I’m really annoyed by the so-called “expat” communities I’ve met this last year.
Meeting someone who considers himself/herself an “expat” has become some kind of identity thing, where referring to oneself as an “expat” is becoming akin to referring to oneself as English, Australian, Caucasian, Hispanic, or Jewish.
And the frustrating thing is how much these “expats” blatantly ignore anything non-expat.
“OMGawd I looooooove traveling! I looooooove living abroad with other expats and being able to drink fancy Italian wine while hanging out with my other expat friends at our regular expat hangouts and laughing about the rambunctious horniness of Italian men and the coldness of Italian women! It’s so great being surrounded by expats who all think the same about Italians!”
Maybe I’m just oblivious, but the kind of Italians I met in Italy and the kind that my “expat” friends met were in no way similar. They seemed to meet the most stereotypical Italians with the most stereotypical Italian traits while I seemed to meet regular people that I liked to talk music with and have conversations about shared hobbies and interests.
And going to expat hangouts like the Drunken Ship was just disgusting. Horny college kids from outside of Italy looking to score with Italians and bartenders who had lived there for years and didn’t speak a word of Italian were more frequent than snow in the Antarctic.
I think the problem is that most “expats” have an idea of living “abroad” which involves looking at their host culture through the eyes of their home culture. This means that Americans seek out other Americans, English seek out other English, and people not from there seek others who also aren’t from there.
And sure, I get it, it can be difficult being in a new place and having no comfort zone to speak of. But trying to create a comfort zone that conforms to the comfort zone of where you’re from is counter-productive and only serves to reinforce stereotypes.
One, because when you are faced with a new and uncomfortable situation, running at a sprint back to the teet only serves to stunt growth.
Two, because by not immersing yourself in the new place via learning the language and frequenting local hangout spots, you only end up seeing locals in the context of the place they happen to live, rather than in the context of them as human beings with beliefs, interests, and ideas that are their own.
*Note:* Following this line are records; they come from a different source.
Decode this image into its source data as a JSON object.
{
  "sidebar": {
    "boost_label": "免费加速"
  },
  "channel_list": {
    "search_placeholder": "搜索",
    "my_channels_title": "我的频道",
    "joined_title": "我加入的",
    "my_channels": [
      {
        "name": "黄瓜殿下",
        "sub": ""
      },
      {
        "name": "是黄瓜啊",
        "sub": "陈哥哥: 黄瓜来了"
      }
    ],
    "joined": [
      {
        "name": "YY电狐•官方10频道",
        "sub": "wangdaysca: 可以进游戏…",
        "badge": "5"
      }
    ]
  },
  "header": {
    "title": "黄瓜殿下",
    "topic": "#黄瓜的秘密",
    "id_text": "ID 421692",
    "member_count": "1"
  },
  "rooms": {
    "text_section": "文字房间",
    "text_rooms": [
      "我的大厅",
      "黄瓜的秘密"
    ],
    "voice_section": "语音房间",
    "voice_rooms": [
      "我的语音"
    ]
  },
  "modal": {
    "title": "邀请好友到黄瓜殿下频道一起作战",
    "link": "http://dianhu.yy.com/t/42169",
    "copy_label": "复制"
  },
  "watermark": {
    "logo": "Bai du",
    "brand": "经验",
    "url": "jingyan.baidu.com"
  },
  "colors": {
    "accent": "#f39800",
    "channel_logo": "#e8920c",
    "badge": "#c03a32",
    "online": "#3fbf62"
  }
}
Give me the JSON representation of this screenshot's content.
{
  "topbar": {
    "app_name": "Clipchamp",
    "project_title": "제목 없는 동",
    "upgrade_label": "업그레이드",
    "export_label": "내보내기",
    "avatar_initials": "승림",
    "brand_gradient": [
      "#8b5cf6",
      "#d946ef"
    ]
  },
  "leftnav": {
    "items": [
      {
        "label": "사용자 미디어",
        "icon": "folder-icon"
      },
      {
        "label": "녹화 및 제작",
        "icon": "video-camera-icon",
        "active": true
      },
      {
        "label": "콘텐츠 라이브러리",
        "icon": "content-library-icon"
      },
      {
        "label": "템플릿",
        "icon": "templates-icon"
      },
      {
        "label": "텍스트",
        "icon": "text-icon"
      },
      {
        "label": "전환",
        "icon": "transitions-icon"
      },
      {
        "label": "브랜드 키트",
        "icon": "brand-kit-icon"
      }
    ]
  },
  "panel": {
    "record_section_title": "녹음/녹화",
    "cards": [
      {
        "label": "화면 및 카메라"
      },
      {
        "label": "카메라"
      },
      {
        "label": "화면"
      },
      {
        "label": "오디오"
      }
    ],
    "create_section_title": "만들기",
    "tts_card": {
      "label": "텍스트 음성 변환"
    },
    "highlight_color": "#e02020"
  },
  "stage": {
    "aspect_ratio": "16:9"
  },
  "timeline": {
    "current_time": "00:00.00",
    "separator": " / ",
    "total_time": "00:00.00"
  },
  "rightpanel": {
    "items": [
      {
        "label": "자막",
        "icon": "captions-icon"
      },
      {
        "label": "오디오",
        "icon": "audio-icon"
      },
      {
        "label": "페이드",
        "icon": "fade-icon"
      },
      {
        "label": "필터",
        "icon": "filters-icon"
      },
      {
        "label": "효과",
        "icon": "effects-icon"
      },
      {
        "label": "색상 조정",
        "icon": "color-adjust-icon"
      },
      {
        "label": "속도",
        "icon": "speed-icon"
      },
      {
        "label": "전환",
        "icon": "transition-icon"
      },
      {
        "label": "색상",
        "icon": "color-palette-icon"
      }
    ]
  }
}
So, if you really want to gain the full experience of living in a place different than your own, stop being an “expat.”